America’s demise

America will be destroyed by stupidity and hyper-partisanship, a glorification of ignorance and brutality, and a complete inability to see opponents rather than enemies.

On the other hand, I hear the Foo Fighters will be releasing a new album in November, so there’s that.

Yes’ ‘Heaven and Earth’ disappoints

I’m a Yes fan. I have all the albums and saw them live in 1988, 1991, 1994, 1998 and 2004. I think the three-album run of “The Yes Album,” “Fragile” and “Close to the Edge” in the early 70s is the single greatest run of any band ever.

The band has a new album out called “Heaven and Earth,” and… well… it’s just not very good. And that’s even with the bar set at “hey, the old guys have made a new album” level. (2009’s “Fly From Here” was better.)

Some of the blame lies with the new guy, Jon Davison, since he co-wrote many of the songs. While he does sound eerily like Yes’ classic lead singer, it’s more like a tentative Jon Anderson, as if Anderson was suddenly a little embarrassed to be in front of a microphone.

The songs are listless, lifeless and, even though most are shorter than Yes’ classic works, seem needlessly long. They never rise above a bored kind of midtempo “hey we’re just laying down the demo” vibe. In fact, they sound like the outtakes plastered across the Rhino reissues a few years back.

Producer Roy Thomas Baker apparently opted for a more “live” studio feel, but the guitar solos, drumming and bass work all sound like the band intended to come back later and record it “for real.” Geoff Downes on the keyboards doesn’t seem too interested in providing much more than background filler. And the classic core of Steve Howe, Chris Squire and Alan White are obviously sleepwalking through the sessions. Howe’s solos sound like he just did one take and called it a day.

I had heard that production work in L.A. was rushed as the band was hard up against some scheduled tour dates… It makes me wonder if the reason this album sounds so unfinished is because it’s, well, unfinished.
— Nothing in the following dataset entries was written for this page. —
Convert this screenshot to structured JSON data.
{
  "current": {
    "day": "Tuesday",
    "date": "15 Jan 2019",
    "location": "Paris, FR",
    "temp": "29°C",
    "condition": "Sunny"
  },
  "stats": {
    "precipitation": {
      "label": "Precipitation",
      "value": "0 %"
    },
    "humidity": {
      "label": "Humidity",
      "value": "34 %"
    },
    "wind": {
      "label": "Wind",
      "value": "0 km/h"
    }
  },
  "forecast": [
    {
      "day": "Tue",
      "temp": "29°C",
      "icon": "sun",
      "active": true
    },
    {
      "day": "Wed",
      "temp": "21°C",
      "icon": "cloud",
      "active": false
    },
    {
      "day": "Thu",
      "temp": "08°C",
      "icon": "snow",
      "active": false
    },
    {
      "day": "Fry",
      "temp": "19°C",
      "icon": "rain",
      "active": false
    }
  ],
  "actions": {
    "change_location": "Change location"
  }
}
The Moon and The Boy

I was all of five years old, and my grandparents had let me stay up late to watch.

I was already a space nerd, read as much as I could about the space program, knew all about the Mercury and Gemini missions, had written fan letters to the astronauts and even gotten a few replies, had a closet full of space and rocket toys… and now, there I was, lying on my stomach in front of the TV console, watching grainy images of the first men walking on the Moon.

Was it any wonder I grew up loving science fiction seeing as how I was living it? Seeing as how I was growing up as the human adventure in space was just beginning? Seeing as how I was born not long after mankind had managed to take a leap off our planet and into orbit for the first time?
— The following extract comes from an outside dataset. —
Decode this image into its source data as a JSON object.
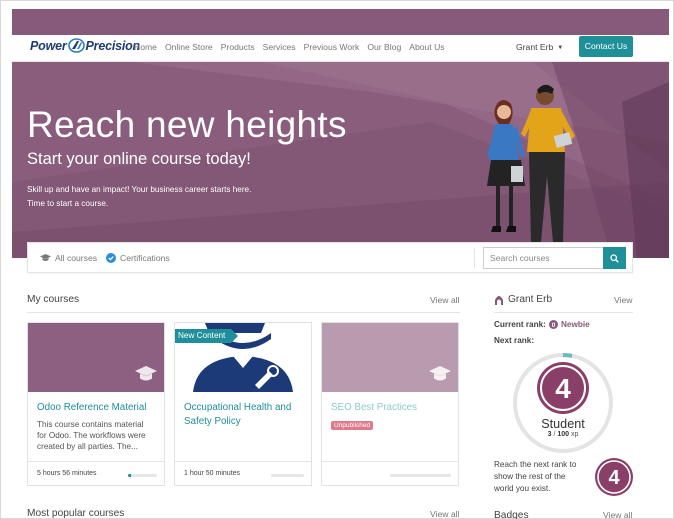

I still remember vividly those images on that TV screen. I remember not moving from that spot on the floor for a long time, entranced by watching something that had never ever happened before in all of human history, watching something that a thousand years from now might be the only thing for which America is remembered… Neil and Buzz landing and then walking on the Moon.

What a triumph for a dream thousands of years old to be made into reality by technology and guts and know-how and imagination and romance and science.
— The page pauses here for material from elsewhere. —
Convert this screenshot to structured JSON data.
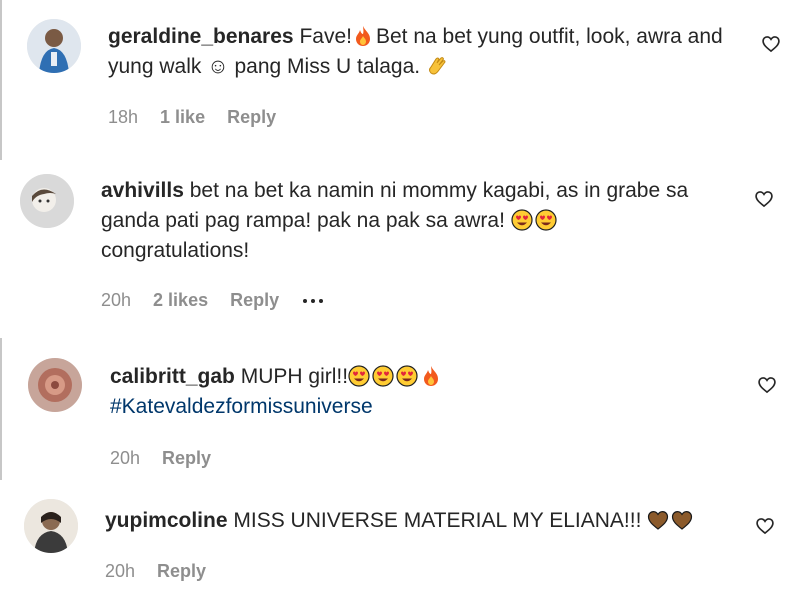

Dawn of the Planet of the Apes

Monkey business is good business for the box office

Dawn of the Planet of the Apes is emotional, epic and engrossing, and well worth the ticket price. What’s more, the story is so good you don’t really have to see it in 3D.

While it does have the requisite amount of spectacle for a summer movie, it’s about so much more that just the visuals. There’s a real, honest-to-goodness, emotionally wrenching aspect to the film, especially in a callback to the previous installment that happens about halfway in.

It made big bucks over the weekend, so it’s a rare example of critics and audience agreeing on a smart summer movie with substance.

The next installment is already in the works, and you can consider me already in line.